This term, I stayed with a women’s health nurse practitioner (NP) for almost the entire rotation, and the experience completely transformed my view of women’s health. Prior to this rotation, I had a very vague understanding of what women’s health providers do, and most of these ideas were based on my very limited personal experience of being a patient in my gynecologist’s office. I was always under the impression that OB/GYN practices mainly involve pregnancy care, well-woman exams, and contraceptive prescriptions. However, in these past two months, I learned that there is so much more to women’s health than I ever imagined. For example, I saw many cases of endometrial biopsy, colposcopy, contraceptive removal and insertion, genetic testing, imaging interpretation, surgical consults, and hormone replacement therapy for menopause. Additionally, I have seen patients being referred to gynecology oncologists and perinatal counselors, both of which I have never heard of before. Furthermore, I saw a few pediatric patients who visited the office through a referral from their pediatricians, which was also very shocking to me. Through this rotation, I found out that OB/GYN is a field that provides a safe place for women to discuss their concerns that are sometimes difficult to talk about with their primary care providers. According to Dolan et al. (2022), some of the key issues of women’s health are breast cancer risks, cervical cancer prevention, peripartum depression, pelvic pain, contraception, cardiovascular risks, and bone health. Interestingly, many of these key areas overlap with the primary care provider role. Thus, I realized that although the main focus is the gynecological issues, women’s health is very similar to primary care in that it focuses on multiple body systems, including cardiovascular and psychological issues. Even though I plan on pursuing a career in primary care after finishing this program, I was very grateful to gain some experience in such a profound branch of medicine. 

Reply to Discussion # 2 Angelo
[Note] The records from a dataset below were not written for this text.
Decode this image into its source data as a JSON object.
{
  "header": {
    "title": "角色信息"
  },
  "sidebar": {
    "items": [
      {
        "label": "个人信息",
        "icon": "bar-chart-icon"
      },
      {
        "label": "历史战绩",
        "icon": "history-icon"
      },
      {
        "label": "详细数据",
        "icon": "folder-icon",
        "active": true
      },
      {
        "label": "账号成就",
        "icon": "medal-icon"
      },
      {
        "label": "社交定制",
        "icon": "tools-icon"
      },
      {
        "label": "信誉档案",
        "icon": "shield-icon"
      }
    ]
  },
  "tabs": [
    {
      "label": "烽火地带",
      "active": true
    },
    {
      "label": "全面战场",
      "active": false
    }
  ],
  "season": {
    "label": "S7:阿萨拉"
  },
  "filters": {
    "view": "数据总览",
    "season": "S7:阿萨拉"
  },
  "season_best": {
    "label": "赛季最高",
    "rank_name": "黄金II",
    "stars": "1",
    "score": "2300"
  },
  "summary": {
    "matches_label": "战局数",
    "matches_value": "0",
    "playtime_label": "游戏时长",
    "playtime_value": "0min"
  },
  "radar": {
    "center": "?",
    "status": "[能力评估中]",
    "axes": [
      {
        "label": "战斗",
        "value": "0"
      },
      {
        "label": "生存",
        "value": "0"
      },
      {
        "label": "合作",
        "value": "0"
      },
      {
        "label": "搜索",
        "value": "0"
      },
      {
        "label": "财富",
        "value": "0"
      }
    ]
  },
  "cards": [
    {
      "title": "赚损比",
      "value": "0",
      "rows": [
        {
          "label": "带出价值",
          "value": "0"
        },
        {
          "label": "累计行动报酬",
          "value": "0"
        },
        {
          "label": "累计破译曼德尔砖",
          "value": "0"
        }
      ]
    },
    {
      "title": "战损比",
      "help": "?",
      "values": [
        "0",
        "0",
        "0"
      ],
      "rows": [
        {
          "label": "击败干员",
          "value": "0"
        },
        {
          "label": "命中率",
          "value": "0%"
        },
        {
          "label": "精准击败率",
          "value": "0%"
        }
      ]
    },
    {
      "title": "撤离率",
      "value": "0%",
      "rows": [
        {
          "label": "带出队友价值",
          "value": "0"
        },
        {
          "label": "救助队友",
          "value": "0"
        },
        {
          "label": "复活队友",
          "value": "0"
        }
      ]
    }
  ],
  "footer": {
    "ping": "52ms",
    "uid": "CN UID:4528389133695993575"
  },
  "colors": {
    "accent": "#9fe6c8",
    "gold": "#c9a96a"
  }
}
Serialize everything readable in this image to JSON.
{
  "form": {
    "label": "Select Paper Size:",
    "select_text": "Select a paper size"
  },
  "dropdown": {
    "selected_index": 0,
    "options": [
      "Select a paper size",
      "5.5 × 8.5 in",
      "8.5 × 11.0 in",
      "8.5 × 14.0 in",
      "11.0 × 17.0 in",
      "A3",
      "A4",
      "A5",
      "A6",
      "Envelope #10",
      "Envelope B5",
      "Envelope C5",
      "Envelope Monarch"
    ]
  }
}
 I have learned so much this term with my preceptor. She was in family practice but did so much. She owns the clinic and I also got to sit with her and discuss the different pros and cons of running/owning a practice. During my time there, I got to see Botox injections, cryotherapy, shave biopsies, and many other procedures. I also got to know a lot about billing. Since this was a private practice, she ensured she was billing as much as possible for each patient to get the maximum reimbursement. She also managed a lot of phentermine patients who were on this medication for weight loss. Seeing the patients and the provider know each other personally was a great experience as well. The patient would ask about her family as she would theirs. 

         Regarding different procedures, Botox injections were something that was fun to watch as well as the shave biopsy. Just like any medication Botox has potential adverse effects. A mild adverse reaction is something that will return to normal with time, such as paralysis of a certain nerve (Witmanowski & Blockowiak, 2020). It will come back as soon as the Botox starts to wear off. A potentially life-threatening adverse effect can come if the Botox is injected systemically which can lead to botulism (Witmanowski & Blockowiak, 2020). With this being said, being careful with injectables is important. 

         Overall, I have learned a lot this term and I am excited to have another term done and completed. I can honestly say these 2 years have flown by.